1907. AFC 341-19, Hines Studio Collection, AFC 341-S6-I4, ARCC.

Londoners experienced rationing of both food and coal, sparked by drastic changes to the Canadian economy. High prices coupled with inflation resulted in food hoarding and buying in bulk, ultimately causing shortages in the market. Voluntary systems such as “heatless Monday” were encouraged, and the newspaper would often print ‘War Menus’ that restricted the use of rationed ingredients. In 1917, coal shortages headlined the London Free Press as a particularly harsh winter, an overburdened railway system and the United States’ entrance into the war diminished this resource. Those living along the Grand Trunk Railway sent their children out to scavenge for soft coal that came off passing engines. Coal was distributed to companies like Leonard & Sons, and Spramotor Co., which transitioned from manufacturing iron and ‘modern spraying machinery,’ to the creation of artillery shells. The former machined Howitzer shells for the British government. Of the six million shells Canada provided, Leonard & Sons were responsible for more than 250,000.
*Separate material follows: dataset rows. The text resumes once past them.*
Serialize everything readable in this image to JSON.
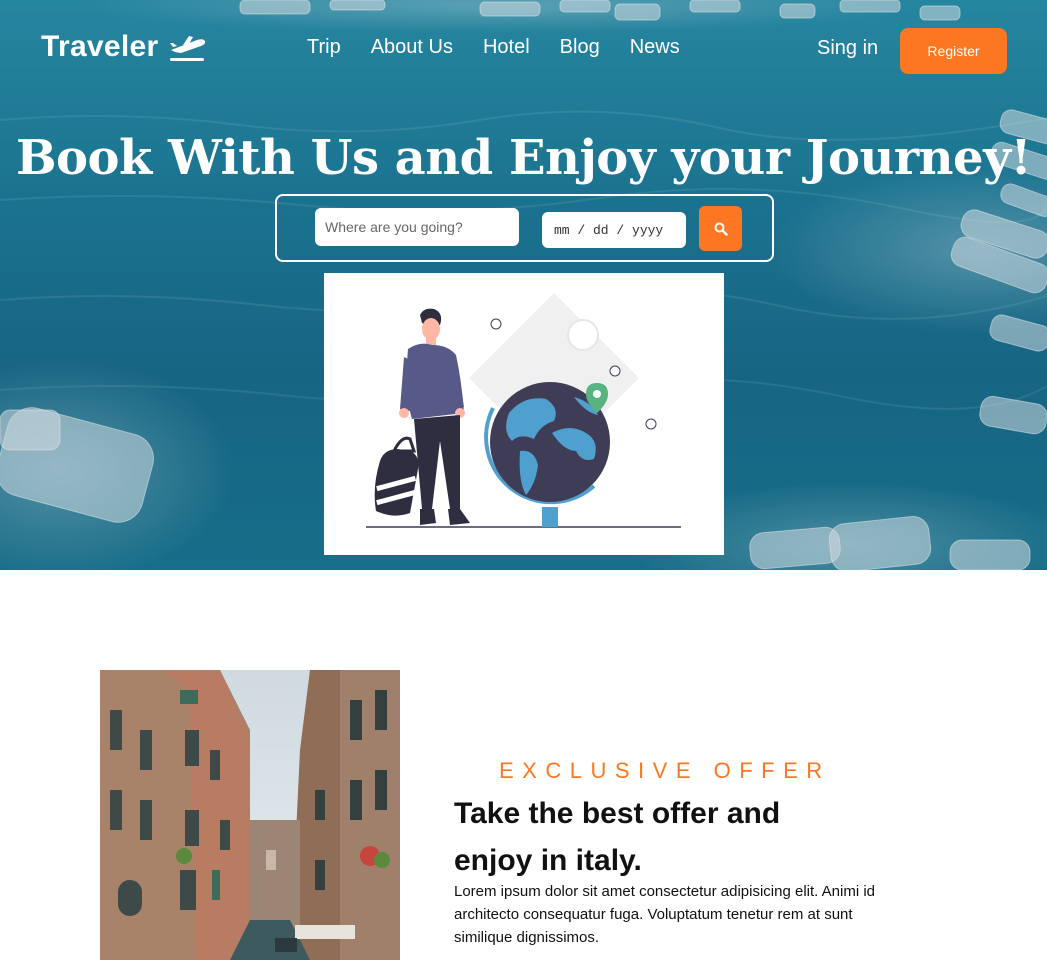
{
  "brand": {
    "name": "Traveler",
    "icon": "airplane-takeoff-icon"
  },
  "nav": {
    "items": [
      {
        "label": "Trip"
      },
      {
        "label": "About Us"
      },
      {
        "label": "Hotel"
      },
      {
        "label": "Blog"
      },
      {
        "label": "News"
      }
    ],
    "signin_label": "Sing in",
    "register_label": "Register"
  },
  "hero": {
    "headline": "Book With Us and Enjoy your Journey!",
    "search": {
      "placeholder": "Where are you going?",
      "date_placeholder": "mm / dd / yyyy",
      "button_icon": "search-icon"
    },
    "illustration": "traveler-with-globe-illustration"
  },
  "offer": {
    "eyebrow": "EXCLUSIVE OFFER",
    "title_line1": "Take the best offer and",
    "title_line2": "enjoy in italy.",
    "body": "Lorem ipsum dolor sit amet consectetur adipisicing elit. Animi id architecto consequatur fuga. Voluptatum tenetur rem at sunt similique dignissimos.",
    "photo": "venice-canal-photo"
  },
  "colors": {
    "accent": "#fd7723",
    "hero_water": "#1f7d9c",
    "text": "#111111"
  }
}
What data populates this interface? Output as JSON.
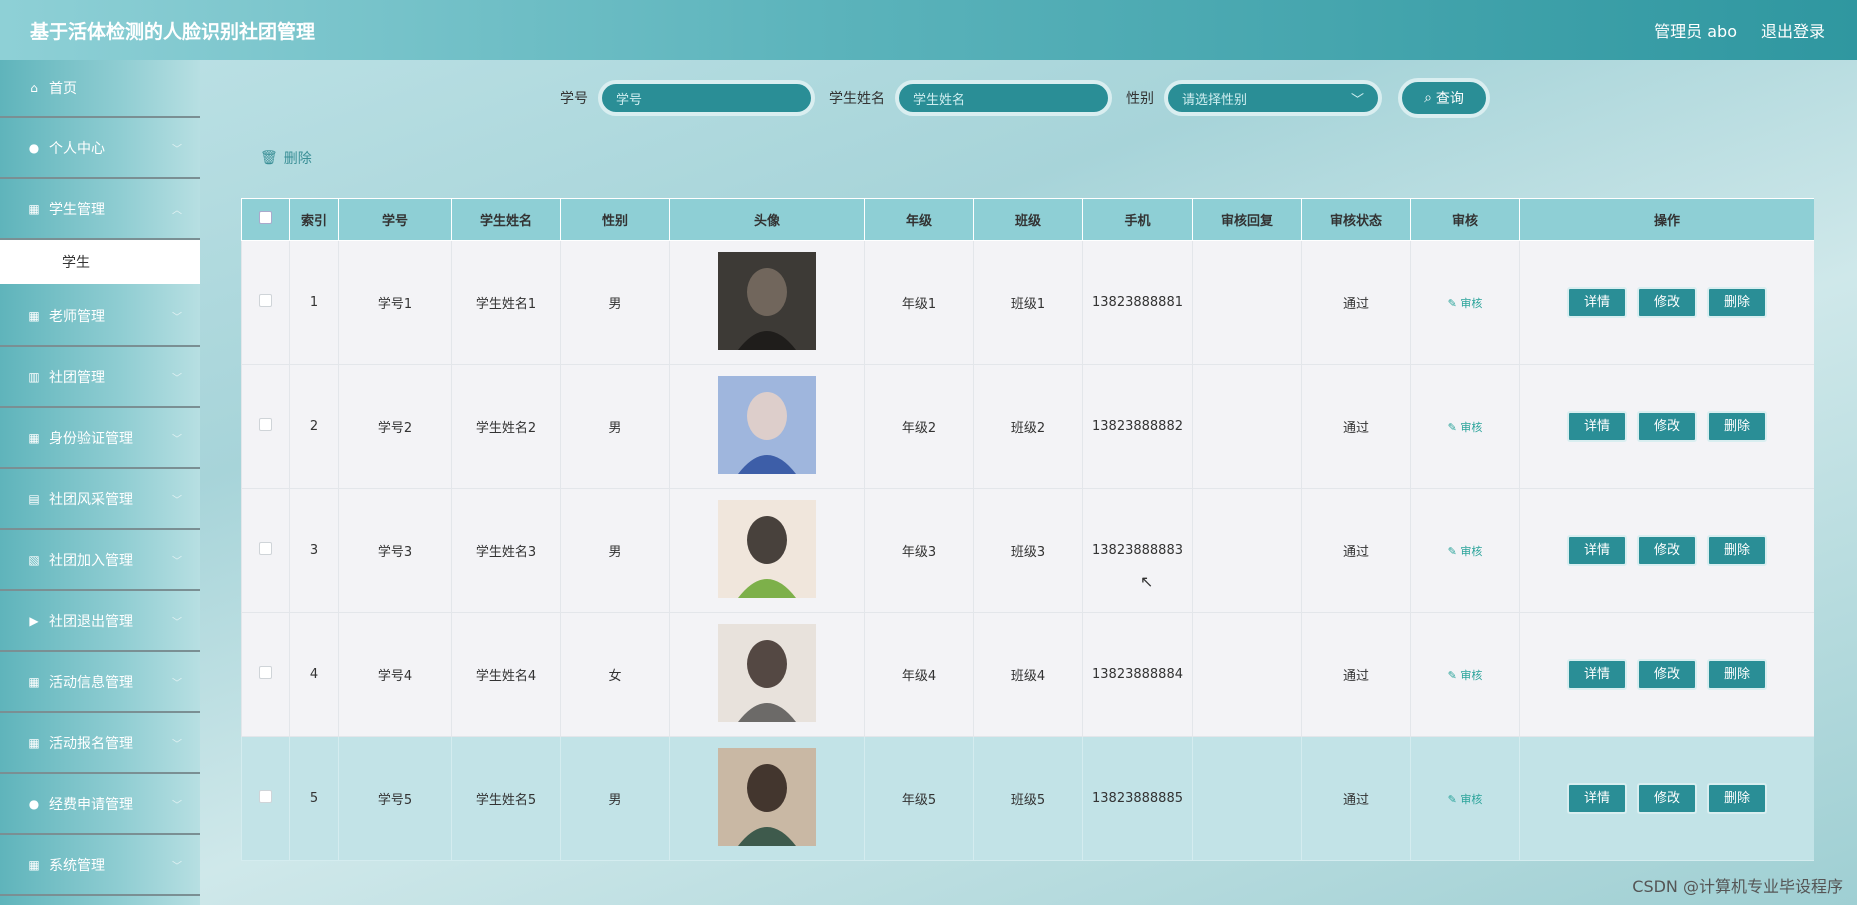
{
  "header": {
    "title": "基于活体检测的人脸识别社团管理",
    "user": "管理员 abo",
    "logout": "退出登录"
  },
  "sidebar": {
    "items": [
      {
        "label": "首页",
        "icon": "home-icon",
        "has_children": false
      },
      {
        "label": "个人中心",
        "icon": "user-icon",
        "has_children": true
      },
      {
        "label": "学生管理",
        "icon": "grid-icon",
        "has_children": true,
        "expanded": true,
        "children": [
          {
            "label": "学生"
          }
        ]
      },
      {
        "label": "老师管理",
        "icon": "grid-icon",
        "has_children": true
      },
      {
        "label": "社团管理",
        "icon": "bars-icon",
        "has_children": true
      },
      {
        "label": "身份验证管理",
        "icon": "grid-icon",
        "has_children": true
      },
      {
        "label": "社团风采管理",
        "icon": "clipboard-icon",
        "has_children": true
      },
      {
        "label": "社团加入管理",
        "icon": "chart-icon",
        "has_children": true
      },
      {
        "label": "社团退出管理",
        "icon": "video-icon",
        "has_children": true
      },
      {
        "label": "活动信息管理",
        "icon": "grid-icon",
        "has_children": true
      },
      {
        "label": "活动报名管理",
        "icon": "grid-icon",
        "has_children": true
      },
      {
        "label": "经费申请管理",
        "icon": "user-icon",
        "has_children": true
      },
      {
        "label": "系统管理",
        "icon": "grid-icon",
        "has_children": true
      }
    ]
  },
  "search": {
    "id_label": "学号",
    "id_placeholder": "学号",
    "name_label": "学生姓名",
    "name_placeholder": "学生姓名",
    "gender_label": "性别",
    "gender_placeholder": "请选择性别",
    "query_label": "查询"
  },
  "toolbar": {
    "delete_label": "删除"
  },
  "table": {
    "columns": [
      "索引",
      "学号",
      "学生姓名",
      "性别",
      "头像",
      "年级",
      "班级",
      "手机",
      "审核回复",
      "审核状态",
      "审核",
      "操作"
    ],
    "audit_label": "审核",
    "actions": {
      "detail": "详情",
      "edit": "修改",
      "delete": "删除"
    },
    "rows": [
      {
        "index": "1",
        "id": "学号1",
        "name": "学生姓名1",
        "gender": "男",
        "grade": "年级1",
        "class": "班级1",
        "phone": "13823888881",
        "reply": "",
        "status": "通过"
      },
      {
        "index": "2",
        "id": "学号2",
        "name": "学生姓名2",
        "gender": "男",
        "grade": "年级2",
        "class": "班级2",
        "phone": "13823888882",
        "reply": "",
        "status": "通过"
      },
      {
        "index": "3",
        "id": "学号3",
        "name": "学生姓名3",
        "gender": "男",
        "grade": "年级3",
        "class": "班级3",
        "phone": "13823888883",
        "reply": "",
        "status": "通过"
      },
      {
        "index": "4",
        "id": "学号4",
        "name": "学生姓名4",
        "gender": "女",
        "grade": "年级4",
        "class": "班级4",
        "phone": "13823888884",
        "reply": "",
        "status": "通过"
      },
      {
        "index": "5",
        "id": "学号5",
        "name": "学生姓名5",
        "gender": "男",
        "grade": "年级5",
        "class": "班级5",
        "phone": "13823888885",
        "reply": "",
        "status": "通过"
      }
    ]
  },
  "watermark": "CSDN @计算机专业毕设程序",
  "colors": {
    "accent": "#2a8e96",
    "header_th": "#8ecfd5",
    "row_highlight": "#c2e3e7"
  }
}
People in front of a building with banners reading "Victory Bonds."

Victory Bond Headquarters in London, 366 Richmond St.
1918. AFC 49.1 RC40006. ARCC.

The Canadian government encouraged Londoners to invest in victory bonds and other patriotic war relief funds. Families left in financial despair due to the absence or death of a uniformed member, would receive this relief money. Victory bonds could be redeemed five, ten or twenty years later and many retailers would accept them as payment. In 1917, a three-week city wide canvas took place, and involved the organisation of over two hundred individuals and sixty canvassers who raised $6,505,600.00 for the Victory Loan campaign.  By war’s end, voluntary giving in London reached an impressive $466,026.20.

However, monetary programs were not the only aid within the city. The Red Cross distributed supplies, shipped care packages, and promoted rationing throughout the country. Lilian Beck, Sir Adam Beck’s wife, ran the London head office, and worked alongside many prominent women. The YMCA also provided aid, however it focused on recreational and religious activities for the soldiers in the city. This included a wide variety of services, from refreshment stands to barber shops in tents at Carling Heights. In 1916, more than 10,000 men used these resources at the training camp.

Black and white photograph in a factory; in front, 2 women are working behind an industrial machine. Other characters, women and men, in the background.

Women Working in McCormick Biscuit Factory
1915. AFC 341, Hines’ Studio Collection, S8-I21, Western Archives, Western University. Accessed 27 March 2017.